This is a #GuestBlog authored by Kevin Flynn, a Patent and Intellectual Property attorney with Flynn IP Law. Kevin is a friend of Felton Banks and all-around patent/IP guru. If you have questions or comments about this post, please reach out to Kevin directly at KEF@flynniplaw.com. Enjoy!
For about 8 years, there has been a belief that it was safe for a company to sell an item or offer to sell an item without first filing a patent application as long as the sale or offer for sale was under a non-disclosure agreement so the sale would be secret and not public. This month, the United States Supreme Court in a unanimous decision said NO in Helsinn Healthcare S. A. v. Teva Pharmaceuticals USA, Inc.
This is newsworthy and needs to be widely discussed as this Supreme Court opinion is 180 degrees from the explicit guidance provided by the United States Patent Office (USPTO) for the last several years. Patent attorneys (including me) passed on the guidance from the USPTO to clients with a footnote that the issue of whether it was safe to have a sale under a non-disclosure agreement was not settled and would need a court case to provide the final answer.

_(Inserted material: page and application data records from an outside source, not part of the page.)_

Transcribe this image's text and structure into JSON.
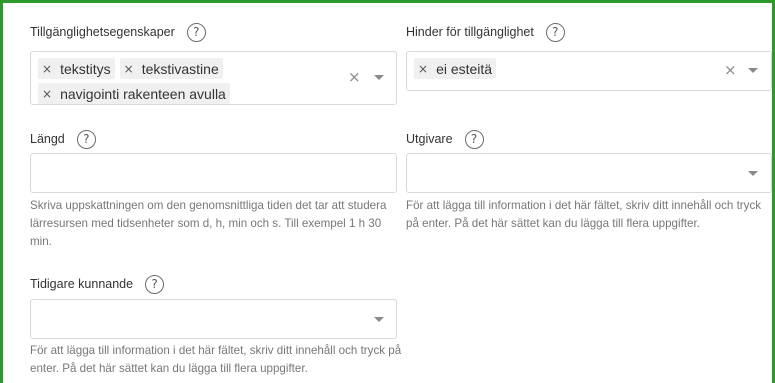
{
  "accessibility_features": {
    "label": "Tillgänglighetsegenskaper",
    "help": "?",
    "chips": [
      {
        "remove": "×",
        "text": "tekstitys"
      },
      {
        "remove": "×",
        "text": "tekstivastine"
      },
      {
        "remove": "×",
        "text": "navigointi rakenteen avulla"
      }
    ],
    "clear": "×"
  },
  "accessibility_hazards": {
    "label": "Hinder för tillgänglighet",
    "help": "?",
    "chips": [
      {
        "remove": "×",
        "text": "ei esteitä"
      }
    ],
    "clear": "×"
  },
  "duration": {
    "label": "Längd",
    "help": "?",
    "value": "",
    "hint": "Skriva uppskattningen om den genomsnittliga tiden det tar att studera lärresursen med tidsenheter som d, h, min och s. Till exempel 1 h 30 min."
  },
  "publisher": {
    "label": "Utgivare",
    "help": "?",
    "value": "",
    "hint": "För att lägga till information i det här fältet, skriv ditt innehåll och tryck på enter. På det här sättet kan du lägga till flera uppgifter."
  },
  "prior_knowledge": {
    "label": "Tidigare kunnande",
    "help": "?",
    "value": "",
    "hint": "För att lägga till information i det här fältet, skriv ditt innehåll och tryck på enter. På det här sättet kan du lägga till flera uppgifter."
  },
  "colors": {
    "frame_border": "#2e9a2e",
    "input_border": "#d9d9d9",
    "chip_bg": "#f0f0f0",
    "hint_text": "#777777"
  }
}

The Leahy–Smith America Invents Act (abbreviated as “AIA”) was signed into law on September 16, 2011 and made many changes to the United States patent laws, including a big shift from our traditional first-to-invent system to a first-to-file system (with an ability to rectify a situation where someone files a patent on an idea they took from you). One of many changes was some tweaks to what things could or could not be done by the inventor or the company that owned the invention before filing a patent.
The relevant part of the law was really badly written:

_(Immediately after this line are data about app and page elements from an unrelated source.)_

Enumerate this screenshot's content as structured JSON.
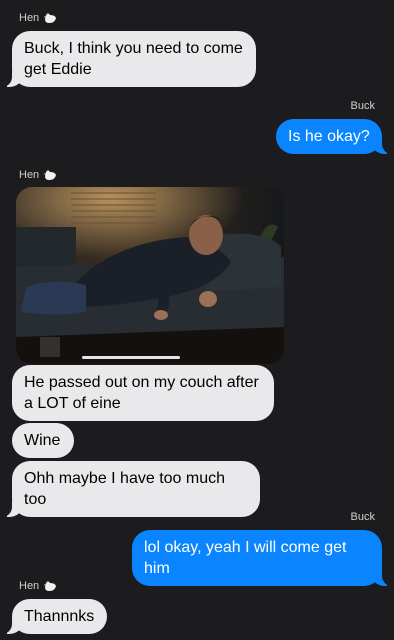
{
  "messages": [
    {
      "sender": "Hen",
      "sender_icon": "chicken-emoji",
      "text": "Buck, I think you need to come get Eddie"
    },
    {
      "sender": "Buck",
      "text": "Is he okay?"
    },
    {
      "sender": "Hen",
      "sender_icon": "chicken-emoji",
      "attachment": "photo-man-asleep-on-couch",
      "texts": [
        "He passed out on my couch after a LOT of eine",
        "Wine",
        "Ohh maybe I have too much too"
      ]
    },
    {
      "sender": "Buck",
      "text": "lol okay, yeah I will come get him"
    },
    {
      "sender": "Hen",
      "sender_icon": "chicken-emoji",
      "text": "Thannnks"
    }
  ],
  "colors": {
    "background": "#1c1c1e",
    "incoming_bubble": "#e9e9eb",
    "outgoing_bubble": "#0a84ff"
  }
}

“A person shall be entitled to a patent unless— … the claimed invention was patented, described in a printed publication, or in public use, on sale, or otherwise available to the public before the effective filing date of the claimed invention…”
Most commentators thought that the tail phrase (in bold) implied that on sale was limited to public sales but not private/secret sales under a Non-Disclosure Agreement (NDA). This is what the USPTO put in their manual for examiners. Confusing, right?
How the Supreme Court Changed the General Rule
The US Supreme Court has now ruled that sales under an NDA count as a sale with respect to ruining your ability to seek a patent on inventive features in the product sold in a sale covered with secrecy. So in the future, companies that may want a United States patent need to file a patent application before the feature is sold to a client – even a client under an NDA. This would include merely offering to sell a client a product that has the feature (providing the offer is sufficiently detailed that it is something that could form a contract—rather than a vague would you be interested in a product that had this feature but we don’t have a price yet).